J Orofac Pain 33 (2019), No. 2  (03.05.2019)

Page 165-173

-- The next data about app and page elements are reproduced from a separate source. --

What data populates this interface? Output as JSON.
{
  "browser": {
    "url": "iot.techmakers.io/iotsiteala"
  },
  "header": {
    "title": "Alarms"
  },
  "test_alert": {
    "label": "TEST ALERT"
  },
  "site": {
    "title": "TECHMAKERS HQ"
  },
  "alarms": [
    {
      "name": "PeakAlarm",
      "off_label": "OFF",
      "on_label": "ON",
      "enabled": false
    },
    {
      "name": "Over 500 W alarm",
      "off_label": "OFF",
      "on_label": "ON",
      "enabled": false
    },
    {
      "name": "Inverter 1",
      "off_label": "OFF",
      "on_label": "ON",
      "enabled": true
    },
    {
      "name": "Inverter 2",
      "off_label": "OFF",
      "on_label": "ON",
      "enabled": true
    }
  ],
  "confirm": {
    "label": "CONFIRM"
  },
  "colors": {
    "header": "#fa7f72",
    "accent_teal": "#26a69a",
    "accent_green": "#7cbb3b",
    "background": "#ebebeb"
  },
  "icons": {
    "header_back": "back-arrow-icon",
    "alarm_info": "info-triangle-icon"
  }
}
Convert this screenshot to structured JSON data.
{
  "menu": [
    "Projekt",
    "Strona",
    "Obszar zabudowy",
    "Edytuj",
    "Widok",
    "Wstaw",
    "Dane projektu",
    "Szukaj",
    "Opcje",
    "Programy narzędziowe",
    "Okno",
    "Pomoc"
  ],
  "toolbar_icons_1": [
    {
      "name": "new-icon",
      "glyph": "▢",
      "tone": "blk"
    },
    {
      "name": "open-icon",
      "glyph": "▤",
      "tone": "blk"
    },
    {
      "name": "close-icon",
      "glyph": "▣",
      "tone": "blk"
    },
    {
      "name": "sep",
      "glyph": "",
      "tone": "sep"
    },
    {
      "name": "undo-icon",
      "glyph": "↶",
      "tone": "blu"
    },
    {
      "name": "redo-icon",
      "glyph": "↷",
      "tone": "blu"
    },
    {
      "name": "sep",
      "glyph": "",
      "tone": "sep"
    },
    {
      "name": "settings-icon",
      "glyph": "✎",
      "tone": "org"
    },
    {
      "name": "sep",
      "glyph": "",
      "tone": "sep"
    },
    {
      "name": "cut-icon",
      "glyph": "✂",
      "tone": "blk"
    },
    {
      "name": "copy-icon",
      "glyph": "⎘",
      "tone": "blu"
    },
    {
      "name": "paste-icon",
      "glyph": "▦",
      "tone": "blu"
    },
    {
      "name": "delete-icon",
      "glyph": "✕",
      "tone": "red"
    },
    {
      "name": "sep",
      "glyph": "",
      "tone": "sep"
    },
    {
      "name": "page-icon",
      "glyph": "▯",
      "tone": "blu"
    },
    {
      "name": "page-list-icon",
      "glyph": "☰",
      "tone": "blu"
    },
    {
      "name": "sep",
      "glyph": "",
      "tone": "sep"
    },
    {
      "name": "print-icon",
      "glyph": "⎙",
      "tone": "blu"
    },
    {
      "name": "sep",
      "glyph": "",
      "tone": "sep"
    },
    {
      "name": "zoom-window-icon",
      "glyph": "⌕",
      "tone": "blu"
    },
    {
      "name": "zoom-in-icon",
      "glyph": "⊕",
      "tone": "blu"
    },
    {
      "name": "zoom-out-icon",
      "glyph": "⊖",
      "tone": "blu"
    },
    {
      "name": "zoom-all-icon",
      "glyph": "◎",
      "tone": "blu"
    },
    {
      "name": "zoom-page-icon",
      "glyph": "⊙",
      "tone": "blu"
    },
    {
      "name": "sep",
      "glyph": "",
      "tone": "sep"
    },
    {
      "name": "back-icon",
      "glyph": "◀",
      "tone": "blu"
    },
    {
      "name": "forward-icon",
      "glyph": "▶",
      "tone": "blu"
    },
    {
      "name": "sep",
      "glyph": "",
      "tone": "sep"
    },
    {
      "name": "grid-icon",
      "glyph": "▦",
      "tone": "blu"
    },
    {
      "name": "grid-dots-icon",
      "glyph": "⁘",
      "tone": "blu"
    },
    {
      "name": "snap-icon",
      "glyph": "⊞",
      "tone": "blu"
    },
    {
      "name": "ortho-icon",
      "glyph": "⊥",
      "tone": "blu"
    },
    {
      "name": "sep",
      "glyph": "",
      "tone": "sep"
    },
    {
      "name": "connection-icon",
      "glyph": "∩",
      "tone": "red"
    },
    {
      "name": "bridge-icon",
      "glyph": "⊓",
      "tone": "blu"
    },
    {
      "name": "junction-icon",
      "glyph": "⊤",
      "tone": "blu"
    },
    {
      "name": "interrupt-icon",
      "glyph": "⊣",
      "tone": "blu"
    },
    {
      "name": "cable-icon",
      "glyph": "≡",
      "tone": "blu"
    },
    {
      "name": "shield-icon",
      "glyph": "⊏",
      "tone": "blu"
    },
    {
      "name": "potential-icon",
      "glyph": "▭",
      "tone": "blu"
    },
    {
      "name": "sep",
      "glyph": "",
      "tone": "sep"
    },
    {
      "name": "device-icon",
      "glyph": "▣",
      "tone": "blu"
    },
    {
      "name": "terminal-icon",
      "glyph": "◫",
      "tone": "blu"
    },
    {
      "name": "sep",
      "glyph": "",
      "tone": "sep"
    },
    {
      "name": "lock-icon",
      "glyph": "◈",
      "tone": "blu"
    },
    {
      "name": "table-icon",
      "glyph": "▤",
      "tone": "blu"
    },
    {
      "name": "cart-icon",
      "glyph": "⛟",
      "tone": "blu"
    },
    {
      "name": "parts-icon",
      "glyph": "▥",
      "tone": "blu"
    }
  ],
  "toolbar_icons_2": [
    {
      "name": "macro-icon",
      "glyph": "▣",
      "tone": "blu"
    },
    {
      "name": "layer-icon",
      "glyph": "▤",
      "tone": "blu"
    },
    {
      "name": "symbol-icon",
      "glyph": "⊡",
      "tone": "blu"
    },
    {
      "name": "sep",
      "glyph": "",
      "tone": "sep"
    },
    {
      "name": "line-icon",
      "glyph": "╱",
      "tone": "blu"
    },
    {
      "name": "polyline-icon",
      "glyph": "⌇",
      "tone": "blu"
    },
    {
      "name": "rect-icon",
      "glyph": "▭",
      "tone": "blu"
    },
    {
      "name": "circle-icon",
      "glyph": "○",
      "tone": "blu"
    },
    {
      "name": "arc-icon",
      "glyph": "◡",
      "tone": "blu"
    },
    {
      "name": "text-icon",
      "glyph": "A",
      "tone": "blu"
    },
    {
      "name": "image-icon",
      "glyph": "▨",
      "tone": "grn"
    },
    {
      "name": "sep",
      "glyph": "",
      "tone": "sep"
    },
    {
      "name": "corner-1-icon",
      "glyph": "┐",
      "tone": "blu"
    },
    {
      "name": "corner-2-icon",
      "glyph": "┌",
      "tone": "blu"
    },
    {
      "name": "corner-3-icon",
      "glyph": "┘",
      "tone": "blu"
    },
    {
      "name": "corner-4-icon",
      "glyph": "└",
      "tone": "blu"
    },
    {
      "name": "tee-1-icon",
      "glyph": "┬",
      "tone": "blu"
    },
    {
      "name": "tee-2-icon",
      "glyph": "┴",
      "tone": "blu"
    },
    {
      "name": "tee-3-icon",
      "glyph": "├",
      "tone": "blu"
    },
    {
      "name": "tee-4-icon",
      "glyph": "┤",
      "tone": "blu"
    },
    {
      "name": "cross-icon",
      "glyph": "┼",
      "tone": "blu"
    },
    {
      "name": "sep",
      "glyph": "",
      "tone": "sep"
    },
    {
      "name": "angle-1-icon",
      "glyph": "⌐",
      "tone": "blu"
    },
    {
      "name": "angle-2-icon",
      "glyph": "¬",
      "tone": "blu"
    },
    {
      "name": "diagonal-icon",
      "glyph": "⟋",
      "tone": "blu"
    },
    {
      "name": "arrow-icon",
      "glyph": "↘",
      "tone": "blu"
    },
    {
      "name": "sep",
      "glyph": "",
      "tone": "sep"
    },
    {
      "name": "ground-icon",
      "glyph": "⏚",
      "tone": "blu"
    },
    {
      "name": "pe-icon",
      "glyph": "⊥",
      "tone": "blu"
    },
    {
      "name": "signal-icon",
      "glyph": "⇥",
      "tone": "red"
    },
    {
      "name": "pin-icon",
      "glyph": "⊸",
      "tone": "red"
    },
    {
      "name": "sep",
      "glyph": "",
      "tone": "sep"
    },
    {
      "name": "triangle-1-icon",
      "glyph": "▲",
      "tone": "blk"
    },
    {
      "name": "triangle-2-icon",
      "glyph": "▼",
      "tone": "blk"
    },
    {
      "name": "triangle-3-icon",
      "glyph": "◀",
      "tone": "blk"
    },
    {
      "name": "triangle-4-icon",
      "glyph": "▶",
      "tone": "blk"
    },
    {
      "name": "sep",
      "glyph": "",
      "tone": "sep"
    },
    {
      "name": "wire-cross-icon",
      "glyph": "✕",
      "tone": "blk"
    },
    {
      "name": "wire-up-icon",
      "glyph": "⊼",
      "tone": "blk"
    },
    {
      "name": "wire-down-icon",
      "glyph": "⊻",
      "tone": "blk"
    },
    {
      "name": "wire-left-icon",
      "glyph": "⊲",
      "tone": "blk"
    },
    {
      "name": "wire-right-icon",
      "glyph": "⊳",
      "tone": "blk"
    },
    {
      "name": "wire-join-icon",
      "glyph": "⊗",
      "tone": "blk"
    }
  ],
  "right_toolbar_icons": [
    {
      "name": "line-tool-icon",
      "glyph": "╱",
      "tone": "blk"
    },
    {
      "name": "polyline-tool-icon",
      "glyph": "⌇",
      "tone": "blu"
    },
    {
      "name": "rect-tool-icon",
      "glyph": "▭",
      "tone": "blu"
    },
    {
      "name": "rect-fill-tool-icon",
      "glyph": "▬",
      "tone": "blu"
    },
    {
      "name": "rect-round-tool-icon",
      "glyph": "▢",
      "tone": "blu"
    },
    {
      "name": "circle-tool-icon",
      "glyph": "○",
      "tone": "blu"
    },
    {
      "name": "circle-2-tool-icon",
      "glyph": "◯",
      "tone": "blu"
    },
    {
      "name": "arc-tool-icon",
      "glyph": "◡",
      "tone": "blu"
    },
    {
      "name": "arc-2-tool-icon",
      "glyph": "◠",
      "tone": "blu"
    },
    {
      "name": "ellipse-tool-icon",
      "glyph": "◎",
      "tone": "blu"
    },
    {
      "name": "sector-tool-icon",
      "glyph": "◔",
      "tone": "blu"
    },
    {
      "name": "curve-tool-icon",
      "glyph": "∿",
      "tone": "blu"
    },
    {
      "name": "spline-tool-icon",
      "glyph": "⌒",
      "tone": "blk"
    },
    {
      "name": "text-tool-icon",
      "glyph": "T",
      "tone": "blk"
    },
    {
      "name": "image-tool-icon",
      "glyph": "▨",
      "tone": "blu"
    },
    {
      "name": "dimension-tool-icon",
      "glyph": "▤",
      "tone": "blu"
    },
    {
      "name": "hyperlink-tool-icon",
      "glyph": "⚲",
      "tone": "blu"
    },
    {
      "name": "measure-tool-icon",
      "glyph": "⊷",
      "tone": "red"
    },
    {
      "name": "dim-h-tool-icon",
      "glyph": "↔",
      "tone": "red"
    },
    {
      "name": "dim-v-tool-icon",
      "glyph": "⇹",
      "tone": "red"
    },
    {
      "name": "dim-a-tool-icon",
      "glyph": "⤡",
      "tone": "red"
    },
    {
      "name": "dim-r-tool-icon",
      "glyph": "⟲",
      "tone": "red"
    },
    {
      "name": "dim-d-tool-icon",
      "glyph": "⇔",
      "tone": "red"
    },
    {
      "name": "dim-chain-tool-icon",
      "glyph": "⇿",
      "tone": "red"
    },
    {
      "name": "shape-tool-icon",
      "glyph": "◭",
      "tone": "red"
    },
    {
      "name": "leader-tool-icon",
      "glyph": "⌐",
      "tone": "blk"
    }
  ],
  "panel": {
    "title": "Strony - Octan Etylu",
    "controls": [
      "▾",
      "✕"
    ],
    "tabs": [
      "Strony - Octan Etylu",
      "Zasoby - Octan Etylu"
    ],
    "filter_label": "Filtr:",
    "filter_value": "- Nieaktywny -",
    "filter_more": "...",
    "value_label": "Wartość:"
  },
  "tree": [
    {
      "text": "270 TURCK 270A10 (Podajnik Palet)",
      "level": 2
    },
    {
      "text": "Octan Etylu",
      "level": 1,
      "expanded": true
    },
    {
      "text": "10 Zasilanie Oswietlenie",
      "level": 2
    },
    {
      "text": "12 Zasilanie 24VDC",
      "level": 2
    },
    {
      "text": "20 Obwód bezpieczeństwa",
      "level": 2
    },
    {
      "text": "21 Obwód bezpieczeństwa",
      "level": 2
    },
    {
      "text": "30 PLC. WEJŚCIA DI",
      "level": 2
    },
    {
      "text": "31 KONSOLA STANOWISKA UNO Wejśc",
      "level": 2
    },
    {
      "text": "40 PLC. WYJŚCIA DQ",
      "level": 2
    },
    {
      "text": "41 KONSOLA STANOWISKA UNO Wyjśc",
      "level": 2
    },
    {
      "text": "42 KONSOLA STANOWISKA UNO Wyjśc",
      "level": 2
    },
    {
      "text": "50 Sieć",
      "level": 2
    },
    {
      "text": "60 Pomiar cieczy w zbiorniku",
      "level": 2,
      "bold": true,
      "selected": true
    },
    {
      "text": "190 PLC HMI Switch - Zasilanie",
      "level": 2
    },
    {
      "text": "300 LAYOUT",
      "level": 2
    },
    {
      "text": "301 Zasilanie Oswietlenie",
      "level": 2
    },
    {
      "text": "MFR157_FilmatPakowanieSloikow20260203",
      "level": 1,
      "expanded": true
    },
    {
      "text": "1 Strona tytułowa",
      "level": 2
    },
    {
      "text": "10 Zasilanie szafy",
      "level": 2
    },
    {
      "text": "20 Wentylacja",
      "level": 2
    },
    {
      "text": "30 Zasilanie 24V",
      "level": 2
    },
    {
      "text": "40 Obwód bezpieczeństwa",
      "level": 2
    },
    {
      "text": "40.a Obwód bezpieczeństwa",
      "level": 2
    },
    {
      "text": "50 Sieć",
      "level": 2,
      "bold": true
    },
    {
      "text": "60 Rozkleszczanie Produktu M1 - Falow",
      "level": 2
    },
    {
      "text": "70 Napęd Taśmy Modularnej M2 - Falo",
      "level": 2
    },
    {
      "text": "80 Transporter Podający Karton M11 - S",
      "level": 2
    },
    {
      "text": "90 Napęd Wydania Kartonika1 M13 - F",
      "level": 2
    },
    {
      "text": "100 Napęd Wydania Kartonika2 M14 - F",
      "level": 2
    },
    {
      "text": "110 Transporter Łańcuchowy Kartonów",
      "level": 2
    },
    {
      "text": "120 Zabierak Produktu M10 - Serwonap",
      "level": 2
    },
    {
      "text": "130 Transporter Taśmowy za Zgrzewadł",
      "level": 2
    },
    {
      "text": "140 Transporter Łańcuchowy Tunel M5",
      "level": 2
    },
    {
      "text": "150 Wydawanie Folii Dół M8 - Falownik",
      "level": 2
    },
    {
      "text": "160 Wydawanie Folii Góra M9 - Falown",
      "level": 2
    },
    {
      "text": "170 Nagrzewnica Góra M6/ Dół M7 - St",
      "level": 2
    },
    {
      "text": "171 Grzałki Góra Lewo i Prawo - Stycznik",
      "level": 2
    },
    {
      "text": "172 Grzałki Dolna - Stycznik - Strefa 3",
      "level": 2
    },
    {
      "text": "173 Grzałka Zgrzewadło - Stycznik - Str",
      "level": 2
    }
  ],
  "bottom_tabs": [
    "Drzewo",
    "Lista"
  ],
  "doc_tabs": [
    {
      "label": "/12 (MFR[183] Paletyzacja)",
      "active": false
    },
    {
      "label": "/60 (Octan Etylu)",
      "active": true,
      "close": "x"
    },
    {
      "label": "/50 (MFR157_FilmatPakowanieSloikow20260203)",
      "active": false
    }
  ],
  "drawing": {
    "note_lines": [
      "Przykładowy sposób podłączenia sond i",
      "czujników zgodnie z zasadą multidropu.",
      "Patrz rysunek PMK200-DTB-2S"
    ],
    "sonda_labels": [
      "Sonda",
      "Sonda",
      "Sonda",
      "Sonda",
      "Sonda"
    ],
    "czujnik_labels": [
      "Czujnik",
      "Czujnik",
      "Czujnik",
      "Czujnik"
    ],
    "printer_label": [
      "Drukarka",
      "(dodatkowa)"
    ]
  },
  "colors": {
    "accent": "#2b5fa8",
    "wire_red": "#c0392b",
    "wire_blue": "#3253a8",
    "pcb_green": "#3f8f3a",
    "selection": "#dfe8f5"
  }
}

Long-Term Low-Dose Sucrose May Prevent Migraine: Two Double-Blinded Randomized Controlled Pilot Trials
Yan, Ran / Wang, Xin / Zhou, HaiBo / Li, Xin / Diao, YanBo / Xing, YuHang / Zhu, YuLan / Jiang, XiaoFeng / Sun, JiaMei / Zhang, ZuoMing / Zhao, YaShuang
Aims: To evaluate the efficacy of sucrose in the prevention of migraine attacks.
Methods: Two randomized double-blinded pilot trials were conducted, one in college students and one in adults. Migraineurs were randomized into two groups that each received an oral liquid: for students, sucrose 5 g/day (s-group; n = 12) or glucose 2.5 g/day (g-group; n = 10) for 3 months; and for adults, sucrose 5 g/day (s-group; n = 10) or fructose 2.5 g/day (f-group; n = 9) for 6 months. The primary endpoint was the frequency of migraine attacks per month, and the secondary endpoints were mean duration and severity of migraine per attack. Continuous measurements were described as mean ± standard deviation (SD). The overall significance of the effects between different groups was tested using repeated measures analysis of variance (RANOVA), and the efficacy was evaluated using an intent-to-treat analysis.
Results: Migraine frequency in the students declined significantly in the g-group (mean reduction ± SD: 0.65 ± 0.71; P < .01), but not in the s-group (0.33 ± 2.02; P = .58). RANOVA results suggested that the secondary endpoints significantly declined over time (all P < .01) with no differences between the groups. In the adult trial, mixed-effects model analysis showed that both the primary and secondary endpoints significantly declined over time with no significant differences between the groups.
Conclusion: Long-term consumption of a 5-g dose of sucrose for adult migraineurs or a 2.5-g dose of glucose for college student migraineurs may be as effective as preventive treatments.

Keywords: migraine, prevention, sucrose